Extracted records
BEGIN
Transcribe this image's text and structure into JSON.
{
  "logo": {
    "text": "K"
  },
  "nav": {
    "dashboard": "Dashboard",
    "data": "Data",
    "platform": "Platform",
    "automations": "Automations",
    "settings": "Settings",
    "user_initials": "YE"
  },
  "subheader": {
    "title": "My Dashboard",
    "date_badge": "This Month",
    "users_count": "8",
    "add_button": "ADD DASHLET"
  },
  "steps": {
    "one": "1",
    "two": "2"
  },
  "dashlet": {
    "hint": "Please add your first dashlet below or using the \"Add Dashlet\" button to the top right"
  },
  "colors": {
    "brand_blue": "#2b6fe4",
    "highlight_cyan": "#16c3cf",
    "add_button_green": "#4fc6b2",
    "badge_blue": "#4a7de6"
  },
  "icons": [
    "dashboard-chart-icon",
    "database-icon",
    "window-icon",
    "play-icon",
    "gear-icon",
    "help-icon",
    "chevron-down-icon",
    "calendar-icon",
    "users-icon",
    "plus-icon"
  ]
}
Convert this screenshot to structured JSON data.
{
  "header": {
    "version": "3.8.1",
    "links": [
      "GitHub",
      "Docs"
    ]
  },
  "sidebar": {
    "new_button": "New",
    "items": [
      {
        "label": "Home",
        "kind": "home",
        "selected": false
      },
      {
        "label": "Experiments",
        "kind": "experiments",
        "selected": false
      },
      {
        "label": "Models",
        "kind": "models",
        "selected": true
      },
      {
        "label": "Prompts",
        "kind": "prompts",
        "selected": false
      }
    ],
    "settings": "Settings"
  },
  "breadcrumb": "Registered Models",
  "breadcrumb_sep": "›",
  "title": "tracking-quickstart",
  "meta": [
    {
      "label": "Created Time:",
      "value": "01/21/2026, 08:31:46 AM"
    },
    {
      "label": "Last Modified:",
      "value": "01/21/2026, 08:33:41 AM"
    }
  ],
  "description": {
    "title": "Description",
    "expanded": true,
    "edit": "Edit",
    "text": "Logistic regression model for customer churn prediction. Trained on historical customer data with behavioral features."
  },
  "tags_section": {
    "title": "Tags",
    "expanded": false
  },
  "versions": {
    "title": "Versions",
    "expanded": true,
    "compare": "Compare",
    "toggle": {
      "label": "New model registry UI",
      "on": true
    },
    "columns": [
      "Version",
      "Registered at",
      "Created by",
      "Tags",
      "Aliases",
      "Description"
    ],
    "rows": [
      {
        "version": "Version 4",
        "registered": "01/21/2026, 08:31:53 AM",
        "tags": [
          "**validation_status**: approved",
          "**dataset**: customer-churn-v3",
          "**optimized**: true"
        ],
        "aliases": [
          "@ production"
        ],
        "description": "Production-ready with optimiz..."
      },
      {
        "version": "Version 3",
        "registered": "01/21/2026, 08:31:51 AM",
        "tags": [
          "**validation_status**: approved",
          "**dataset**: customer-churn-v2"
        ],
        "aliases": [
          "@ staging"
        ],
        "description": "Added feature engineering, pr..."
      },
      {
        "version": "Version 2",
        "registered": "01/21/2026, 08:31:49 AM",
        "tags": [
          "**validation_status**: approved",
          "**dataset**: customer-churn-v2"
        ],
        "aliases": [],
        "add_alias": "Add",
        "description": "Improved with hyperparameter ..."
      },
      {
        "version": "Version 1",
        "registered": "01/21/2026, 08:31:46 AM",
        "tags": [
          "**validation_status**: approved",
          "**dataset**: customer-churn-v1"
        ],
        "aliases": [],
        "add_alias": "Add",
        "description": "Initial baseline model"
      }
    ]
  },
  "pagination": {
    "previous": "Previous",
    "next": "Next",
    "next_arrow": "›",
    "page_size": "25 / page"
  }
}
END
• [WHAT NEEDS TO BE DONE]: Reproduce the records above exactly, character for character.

• [RESPONSE BELOW]:
Transcribe this image's text and structure into JSON.
{
  "logo": {
    "text": "K"
  },
  "nav": {
    "dashboard": "Dashboard",
    "data": "Data",
    "platform": "Platform",
    "automations": "Automations",
    "settings": "Settings",
    "user_initials": "YE"
  },
  "subheader": {
    "title": "My Dashboard",
    "date_badge": "This Month",
    "users_count": "8",
    "add_button": "ADD DASHLET"
  },
  "steps": {
    "one": "1",
    "two": "2"
  },
  "dashlet": {
    "hint": "Please add your first dashlet below or using the \"Add Dashlet\" button to the top right"
  },
  "colors": {
    "brand_blue": "#2b6fe4",
    "highlight_cyan": "#16c3cf",
    "add_button_green": "#4fc6b2",
    "badge_blue": "#4a7de6"
  },
  "icons": [
    "dashboard-chart-icon",
    "database-icon",
    "window-icon",
    "play-icon",
    "gear-icon",
    "help-icon",
    "chevron-down-icon",
    "calendar-icon",
    "users-icon",
    "plus-icon"
  ]
}
Convert this screenshot to structured JSON data.
{
  "header": {
    "version": "3.8.1",
    "links": [
      "GitHub",
      "Docs"
    ]
  },
  "sidebar": {
    "new_button": "New",
    "items": [
      {
        "label": "Home",
        "kind": "home",
        "selected": false
      },
      {
        "label": "Experiments",
        "kind": "experiments",
        "selected": false
      },
      {
        "label": "Models",
        "kind": "models",
        "selected": true
      },
      {
        "label": "Prompts",
        "kind": "prompts",
        "selected": false
      }
    ],
    "settings": "Settings"
  },
  "breadcrumb": "Registered Models",
  "breadcrumb_sep": "›",
  "title": "tracking-quickstart",
  "meta": [
    {
      "label": "Created Time:",
      "value": "01/21/2026, 08:31:46 AM"
    },
    {
      "label": "Last Modified:",
      "value": "01/21/2026, 08:33:41 AM"
    }
  ],
  "description": {
    "title": "Description",
    "expanded": true,
    "edit": "Edit",
    "text": "Logistic regression model for customer churn prediction. Trained on historical customer data with behavioral features."
  },
  "tags_section": {
    "title": "Tags",
    "expanded": false
  },
  "versions": {
    "title": "Versions",
    "expanded": true,
    "compare": "Compare",
    "toggle": {
      "label": "New model registry UI",
      "on": true
    },
    "columns": [
      "Version",
      "Registered at",
      "Created by",
      "Tags",
      "Aliases",
      "Description"
    ],
    "rows": [
      {
        "version": "Version 4",
        "registered": "01/21/2026, 08:31:53 AM",
        "tags": [
          "**validation_status**: approved",
          "**dataset**: customer-churn-v3",
          "**optimized**: true"
        ],
        "aliases": [
          "@ production"
        ],
        "description": "Production-ready with optimiz..."
      },
      {
        "version": "Version 3",
        "registered": "01/21/2026, 08:31:51 AM",
        "tags": [
          "**validation_status**: approved",
          "**dataset**: customer-churn-v2"
        ],
        "aliases": [
          "@ staging"
        ],
        "description": "Added feature engineering, pr..."
      },
      {
        "version": "Version 2",
        "registered": "01/21/2026, 08:31:49 AM",
        "tags": [
          "**validation_status**: approved",
          "**dataset**: customer-churn-v2"
        ],
        "aliases": [],
        "add_alias": "Add",
        "description": "Improved with hyperparameter ..."
      },
      {
        "version": "Version 1",
        "registered": "01/21/2026, 08:31:46 AM",
        "tags": [
          "**validation_status**: approved",
          "**dataset**: customer-churn-v1"
        ],
        "aliases": [],
        "add_alias": "Add",
        "description": "Initial baseline model"
      }
    ]
  },
  "pagination": {
    "previous": "Previous",
    "next": "Next",
    "next_arrow": "›",
    "page_size": "25 / page"
  }
}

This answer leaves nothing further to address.